U hopes to expand TXT-U program

Changes in the TXT-U program are expected to double the number of participating students.

The University of Minnesota is hoping to make TXT-U a requirement for all students sometime this Spring. TXT-U is a emergency notification text messaging system that alerts students of emergencies on campus.

Aleutian Calabay

The University of Minnesota is hoping to make TXT-U a requirement for all students sometime this Spring. TXT-U is a emergency notification text messaging system that alerts students of emergencies on campus.

Andrew Penkalski
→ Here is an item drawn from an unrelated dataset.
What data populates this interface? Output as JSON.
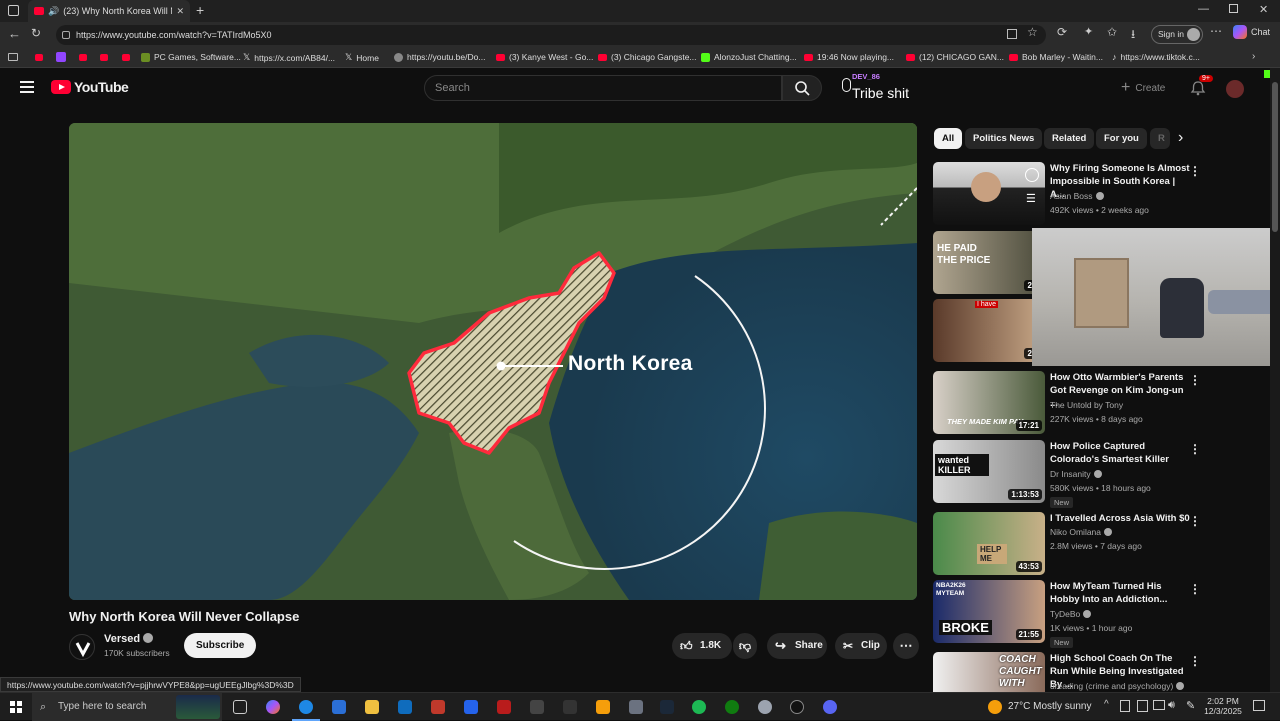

The University of Minnesota Department of Public Safety is hoping to expand the service of its TXT-U message alert program by introducing an opt-out method of registration for the fall semester. The program, which is overseen by the Department of Emergency Management, will require students to update emergency contact information with a cell phone number. During this process, students will be asked whether they wish to receive TXT-U alerts. These changes in the registration process will ideally double the number of students participating in the TXT-U service, Emergency Management Director Terry Cook said. âÄúThat has been the experience of universities who have gone to an opt-out method,âÄù Cook said. Although this is a change that has been in development for some time, recent violent crime on campus might have pushed the opt-out decision forward. âÄúIt put the exclamation point on the fact that the types of incidents we have had shows we need to have TXT-U available to more people,âÄù Cook said. In the past, the University has been criticized for not sending out alerts immediately after crimes. It is this ability to encourage word-of-mouth among students that demonstrates the importance of a cell phone-based program, Minnesota Student Association President Paul Strain said. âÄúTXT-U doesnâÄôt stop crimes on campus,âÄù Strain said, âÄúbut it does mobilize the students.âÄù While the TXT-U program may promote safety awareness on campus, the issue of crime prevention still remains important to others. âÄúThe thing that is going to stop violent crimes is students really taking precautions,âÄù Strain said. âÄúIf itâÄôs the University broadcasting a better way to stay safe on campus, then that could be the way.âÄù According to Strain, MSA has also spent the past two years lobbying for increased hours of operation for the UniversityâÄôs Washington Avenue Bridge Circulator bus in an effort to reduce crime for West Bank campus pedestrians. University police have also witnessed a modern-day record for the number of officers on staff, University police Deputy Chief Chuck Miner said. But according to Miner, 50 officers on staff is still fewer than other large urban-area universities usually have. The Department of Public Safety hopes to implement the opt-out method earlier than fall if certain âÄútechnical issuesâÄù can be solved, Cook said.